De OmgekeerdeWereld – This popular student bar is a cosy little hideaway, crammed with rickety tables, LED signs and book-lined walls. From as little as €1.80 a beer, you’ll find it’s one of the cheapest bars in the city. Just try pronouncing this place's name after you’ve had one of their 10% volume ales…
Culture Club – This multi-floor nightclub offers huge weekend parties and is particularly famous for its impressive light shows. If you’re in the mood to party the night away, you’ll be in good company.
The Capital of Veggie Cuisine
Whilst Bruges tends to offer up the Belgian classics (think beef stew and steak-frites), Ghent is known by some as the vegetarian capital of the world! Not only is it absolutely packed with high quality vegetarian and vegan restaurants, but it in fact also dedicates an entire day of the week to vegetarianism, every week. Thursdays in Ghent are known as “veggie day”, after a local initiative in 2009, and schoolchildren and civil servants alike are all encouraged to opt for a veggie meal on this day.
If you’ve ever been on a European city break and torn your hair out trying to find a half-decent vegetarian option – consider heading down to Ghent, where you can eat out to your hearts content.
Top Vegetarian Restaurants:
Tuin van Eten – translating to “garden of eating”, this restaurant offers delicious platters of vegetarian food in its tastefully designed space. Head out to the wooden-decked garden for a meal beneath twinkling lights and climbing vines.
Aywa Beirut Street Food – Not strictly vegetarian, but packed with options, this Lebanese joint has a mouth-watering menu of chickpea salads, falafel, and sweet treats. Grab a selection of dishes to share and tuck in.
De Appelier – This trendy restaurant has a daily selection of vegetarian dishes, depending on whatever’s fresh. Pick your salads and quiches from a blackboard on the wall and watch as a generous plate is brought over to you, piled high with healthy goodness.
Other Great Restaurants:
Gaston – A beautiful rooftop bar and restaurant for a special meal at a reasonable price. With views all over the city and an extensive menu, this is the perfect place to mark the final night of a perfect city break.
Roots – For the real foodies, this is the place to go. Offering a six-course set menu, the chef creates a magical culinary experience, prioritising vegetarian cuisine. Though not cheap, you’ll find it’s worth every cent.
Kin Khao – If you love Thai food, this is easily the best Thai place in Ghent, serving up hot stir fries and curries fresh from the wok.

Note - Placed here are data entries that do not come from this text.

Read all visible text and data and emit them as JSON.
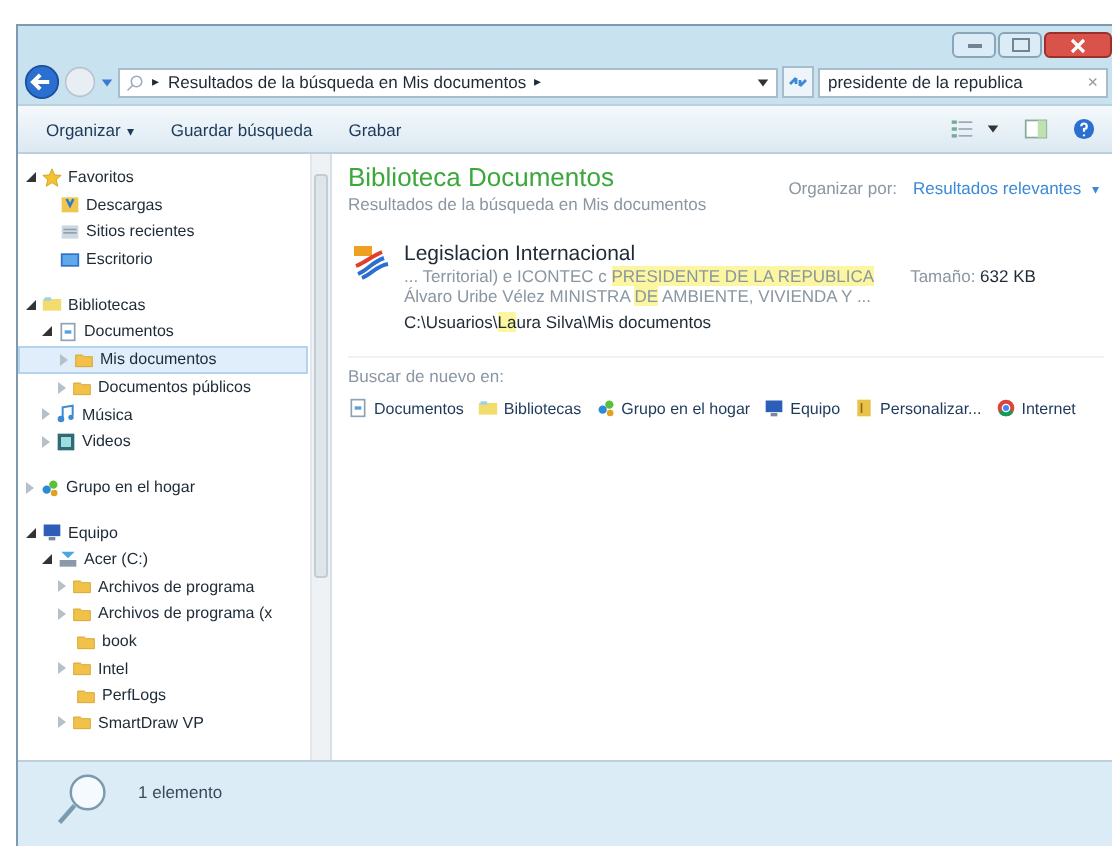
{
  "address_bar": {
    "breadcrumb": "Resultados de la búsqueda en Mis documentos",
    "separator": "▸",
    "trail": "▸"
  },
  "search": {
    "value": "presidente de la republica",
    "clear": "×"
  },
  "toolbar": {
    "items": [
      {
        "label": "Organizar",
        "arrow": "▾"
      },
      {
        "label": "Guardar búsqueda"
      },
      {
        "label": "Grabar"
      }
    ]
  },
  "nav": {
    "items": [
      {
        "label": "Favoritos",
        "kind": "star",
        "expanded": true,
        "selected": false,
        "children": [
          {
            "label": "Descargas",
            "kind": "downloads",
            "selected": false
          },
          {
            "label": "Sitios recientes",
            "kind": "recent",
            "selected": false
          },
          {
            "label": "Escritorio",
            "kind": "desktop",
            "selected": false
          }
        ]
      },
      {
        "label": "Bibliotecas",
        "kind": "library",
        "expanded": true,
        "selected": false,
        "children": [
          {
            "label": "Documentos",
            "kind": "document",
            "expanded": true,
            "selected": false,
            "children": [
              {
                "label": "Mis documentos",
                "kind": "folder",
                "expanded": false,
                "selected": true
              },
              {
                "label": "Documentos públicos",
                "kind": "folder",
                "expanded": false,
                "selected": false
              }
            ]
          },
          {
            "label": "Música",
            "kind": "music",
            "expanded": false,
            "selected": false
          },
          {
            "label": "Videos",
            "kind": "video",
            "expanded": false,
            "selected": false
          }
        ]
      },
      {
        "label": "Grupo en el hogar",
        "kind": "homegroup",
        "expanded": false,
        "selected": false
      },
      {
        "label": "Equipo",
        "kind": "computer",
        "expanded": true,
        "selected": false,
        "children": [
          {
            "label": "Acer (C:)",
            "kind": "drive",
            "expanded": true,
            "selected": false,
            "children": [
              {
                "label": "Archivos de programa",
                "kind": "folder",
                "expanded": false,
                "selected": false
              },
              {
                "label": "Archivos de programa (x",
                "kind": "folder",
                "expanded": false,
                "selected": false
              },
              {
                "label": "book",
                "kind": "folder",
                "selected": false
              },
              {
                "label": "Intel",
                "kind": "folder",
                "expanded": false,
                "selected": false
              },
              {
                "label": "PerfLogs",
                "kind": "folder",
                "selected": false
              },
              {
                "label": "SmartDraw VP",
                "kind": "folder",
                "expanded": false,
                "selected": false
              }
            ]
          }
        ]
      }
    ]
  },
  "content": {
    "title": "Biblioteca Documentos",
    "subtitle": "Resultados de la búsqueda en Mis documentos",
    "arrange_label": "Organizar por:",
    "arrange_value": "Resultados relevantes",
    "arrange_arrow": "▾",
    "results": [
      {
        "name": "Legislacion Internacional",
        "snippet_1": [
          {
            "text": "... Territorial) e ICONTEC c ",
            "highlighted": false
          },
          {
            "text": "PRESIDENTE DE LA REPUBLICA",
            "highlighted": true
          }
        ],
        "snippet_2": [
          {
            "text": "Álvaro Uribe Vélez MINISTRA ",
            "highlighted": false
          },
          {
            "text": "DE",
            "highlighted": true
          },
          {
            "text": " AMBIENTE, VIVIENDA Y ...",
            "highlighted": false
          }
        ],
        "path": [
          {
            "text": "C:\\Usuarios\\",
            "highlighted": false
          },
          {
            "text": "La",
            "highlighted": true
          },
          {
            "text": "ura Silva\\Mis documentos",
            "highlighted": false
          }
        ],
        "size_label": "Tamaño:",
        "size_value": "632 KB"
      }
    ],
    "search_again_label": "Buscar de nuevo en:",
    "search_again": [
      {
        "label": "Documentos",
        "kind": "document"
      },
      {
        "label": "Bibliotecas",
        "kind": "library"
      },
      {
        "label": "Grupo en el hogar",
        "kind": "homegroup"
      },
      {
        "label": "Equipo",
        "kind": "computer"
      },
      {
        "label": "Personalizar...",
        "kind": "custom"
      },
      {
        "label": "Internet",
        "kind": "globe"
      }
    ]
  },
  "status_bar": {
    "text": "1 elemento"
  }
}
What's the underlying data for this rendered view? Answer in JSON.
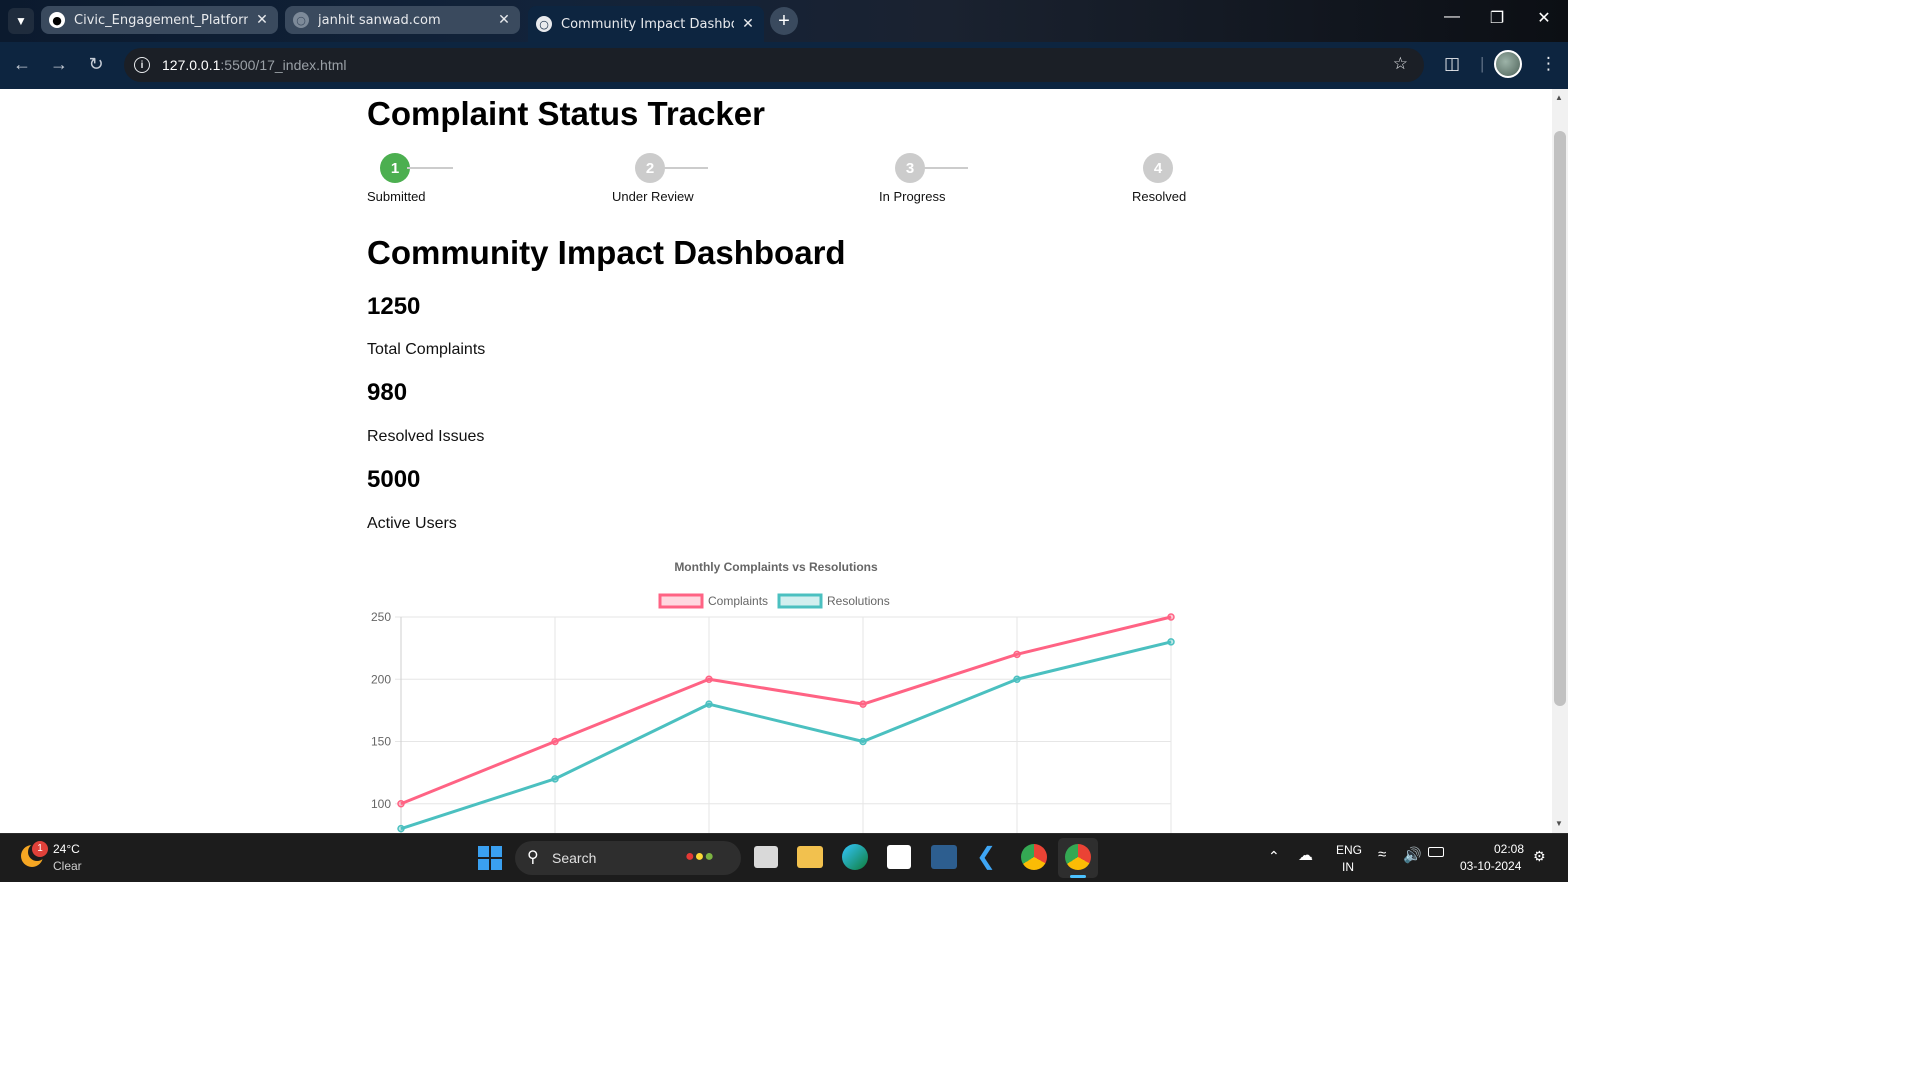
{
  "browser": {
    "tabs": [
      {
        "label": "Civic_Engagement_Platform/Sc",
        "icon": "github-icon",
        "active": false
      },
      {
        "label": "janhit sanwad.com",
        "icon": "globe-icon",
        "active": false
      },
      {
        "label": "Community Impact Dashboard",
        "icon": "globe-icon",
        "active": true
      }
    ],
    "url_host": "127.0.0.1",
    "url_path": ":5500/17_index.html"
  },
  "tracker": {
    "title": "Complaint Status Tracker",
    "steps": [
      {
        "number": "1",
        "label": "Submitted",
        "status": "active",
        "color": "#4caf50"
      },
      {
        "number": "2",
        "label": "Under Review",
        "status": "pending",
        "color": "#cccccc"
      },
      {
        "number": "3",
        "label": "In Progress",
        "status": "pending",
        "color": "#cccccc"
      },
      {
        "number": "4",
        "label": "Resolved",
        "status": "pending",
        "color": "#cccccc"
      }
    ]
  },
  "dashboard": {
    "title": "Community Impact Dashboard",
    "stats": [
      {
        "value": "1250",
        "label": "Total Complaints"
      },
      {
        "value": "980",
        "label": "Resolved Issues"
      },
      {
        "value": "5000",
        "label": "Active Users"
      }
    ]
  },
  "chart_data": {
    "type": "line",
    "title": "Monthly Complaints vs Resolutions",
    "legend_position": "top",
    "grid": true,
    "ylim_visible": [
      80,
      250
    ],
    "y_ticks": [
      250,
      200,
      150,
      100
    ],
    "x_points": 6,
    "series": [
      {
        "name": "Complaints",
        "color": "#ff6384",
        "values": [
          100,
          150,
          200,
          180,
          220,
          250
        ]
      },
      {
        "name": "Resolutions",
        "color": "#4bc0c0",
        "values": [
          80,
          120,
          180,
          150,
          200,
          230
        ]
      }
    ]
  },
  "taskbar": {
    "weather_temp": "24°C",
    "weather_desc": "Clear",
    "weather_badge": "1",
    "search_label": "Search",
    "lang_top": "ENG",
    "lang_bottom": "IN",
    "time": "02:08",
    "date": "03-10-2024"
  }
}
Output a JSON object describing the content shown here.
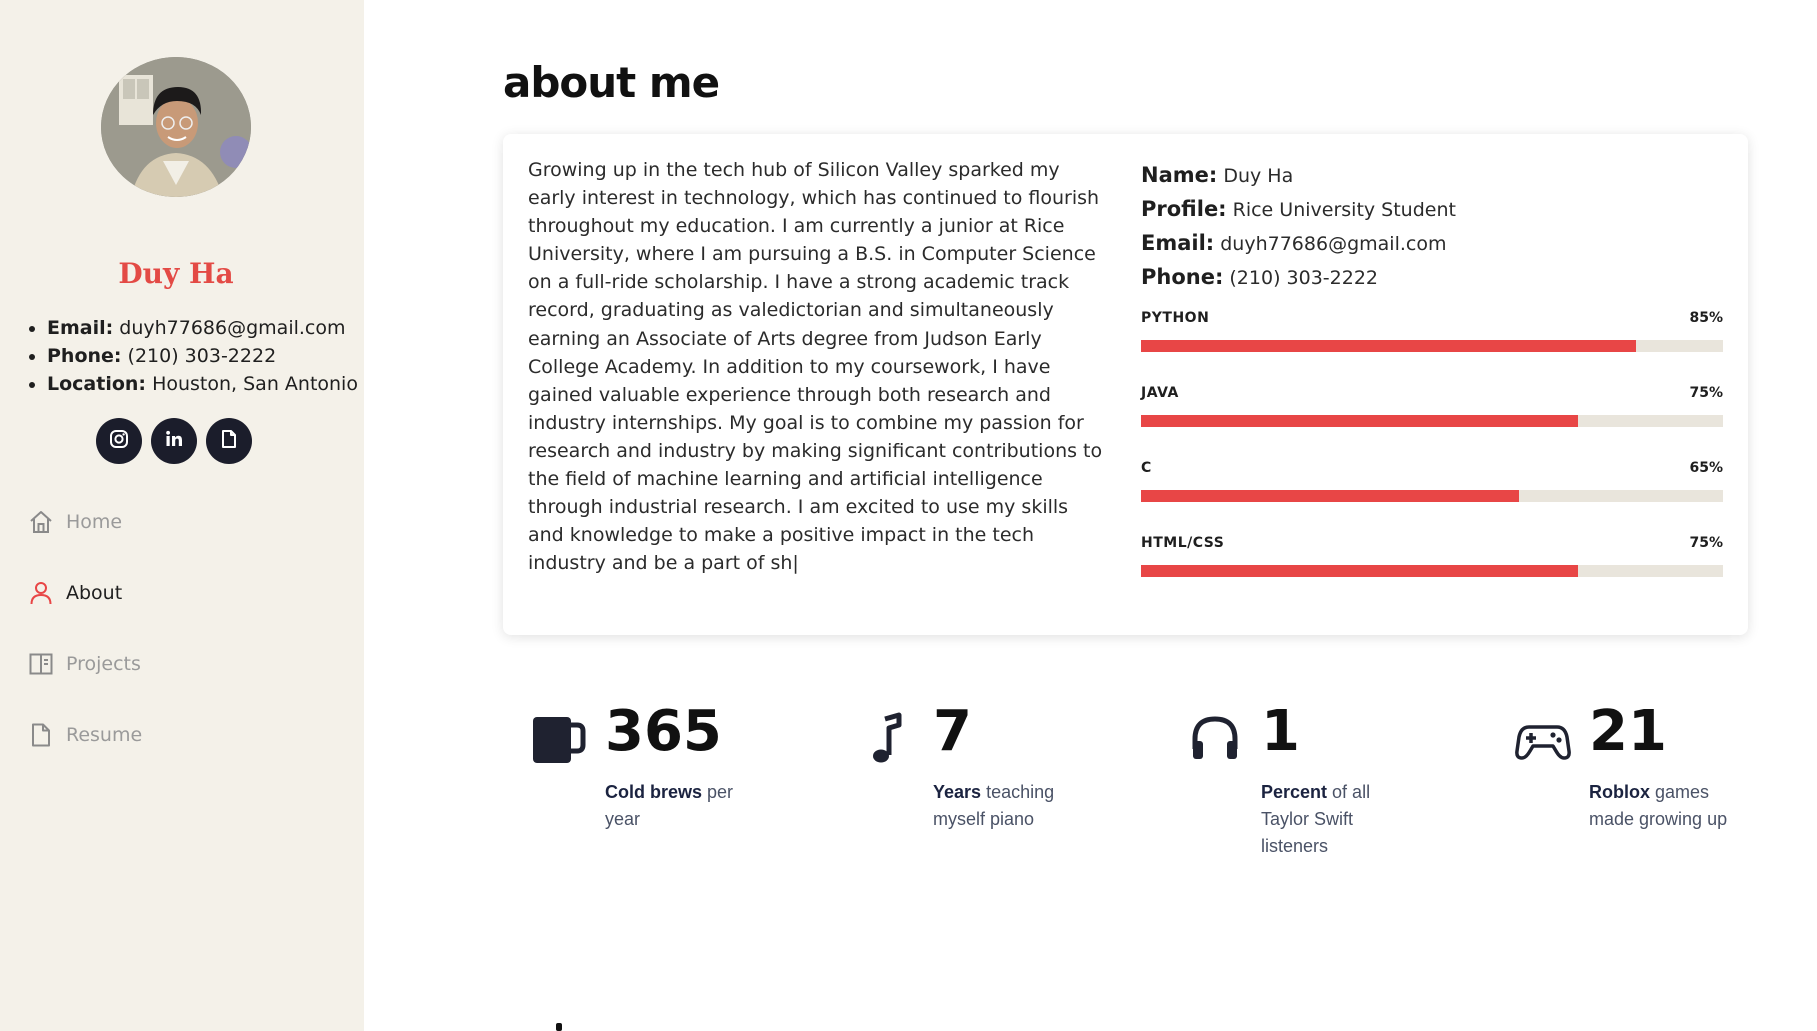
{
  "sidebar": {
    "name": "Duy Ha",
    "contacts": [
      {
        "label": "Email:",
        "value": " duyh77686@gmail.com"
      },
      {
        "label": "Phone:",
        "value": " (210) 303-2222"
      },
      {
        "label": "Location:",
        "value": " Houston, San Antonio"
      }
    ],
    "socials": [
      {
        "icon": "instagram-icon"
      },
      {
        "icon": "linkedin-icon"
      },
      {
        "icon": "document-icon"
      }
    ],
    "nav": [
      {
        "label": "Home",
        "icon": "home-icon",
        "active": false
      },
      {
        "label": "About",
        "icon": "user-icon",
        "active": true
      },
      {
        "label": "Projects",
        "icon": "book-icon",
        "active": false
      },
      {
        "label": "Resume",
        "icon": "file-icon",
        "active": false
      }
    ]
  },
  "main": {
    "title": "about me",
    "bio": "Growing up in the tech hub of Silicon Valley sparked my early interest in technology, which has continued to flourish throughout my education. I am currently a junior at Rice University, where I am pursuing a B.S. in Computer Science on a full-ride scholarship. I have a strong academic track record, graduating as valedictorian and simultaneously earning an Associate of Arts degree from Judson Early College Academy. In addition to my coursework, I have gained valuable experience through both research and industry internships. My goal is to combine my passion for research and industry by making significant contributions to the field of machine learning and artificial intelligence through industrial research. I am excited to use my skills and knowledge to make a positive impact in the tech industry and be a part of sh|",
    "info": [
      {
        "label": "Name:",
        "value": " Duy Ha"
      },
      {
        "label": "Profile:",
        "value": " Rice University Student"
      },
      {
        "label": "Email:",
        "value": " duyh77686@gmail.com"
      },
      {
        "label": "Phone:",
        "value": " (210) 303-2222"
      }
    ],
    "skills": [
      {
        "name": "PYTHON",
        "percent_label": "85%",
        "value": 85
      },
      {
        "name": "JAVA",
        "percent_label": "75%",
        "value": 75
      },
      {
        "name": "C",
        "percent_label": "65%",
        "value": 65
      },
      {
        "name": "HTML/CSS",
        "percent_label": "75%",
        "value": 75
      }
    ],
    "facts": [
      {
        "icon": "mug-icon",
        "number": "365",
        "bold": "Cold brews",
        "rest": " per year"
      },
      {
        "icon": "music-note-icon",
        "number": "7",
        "bold": "Years",
        "rest": " teaching myself piano"
      },
      {
        "icon": "headphones-icon",
        "number": "1",
        "bold": "Percent",
        "rest": " of all Taylor Swift listeners"
      },
      {
        "icon": "gamepad-icon",
        "number": "21",
        "bold": "Roblox",
        "rest": " games made growing up"
      }
    ]
  },
  "colors": {
    "accent": "#e84646",
    "sidebar_bg": "#f4f1e9",
    "track": "#e9e5dc",
    "social_bg": "#1b1d2b"
  }
}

Seated on long shared tables and benches, the restaurant has a great communal atmosphere for a quick lunch or a relaxing evening meal.
Where to Stay?
Ghent is bursting with accommodation options, and you shouldn’t have an issue finding a place that suits you. From Airbnbs to grand hotels, there’s a stay to fit every budget and every taste. If you’re more the backpacking type, the jewel in Ghent’s hostelling crown is the main dorm room in Hostel Uppelink, with windows that face right out onto the river. For €23 a night, you get the best views in the city 😎.
Hotel Uppelink – from €23
KaBa Hostel – from €23
Het Rustpunt – from €82
Hotel Gravensteen – from €91
Burgstraat 17 Apartment – from €160
Hotel Harmony – from €192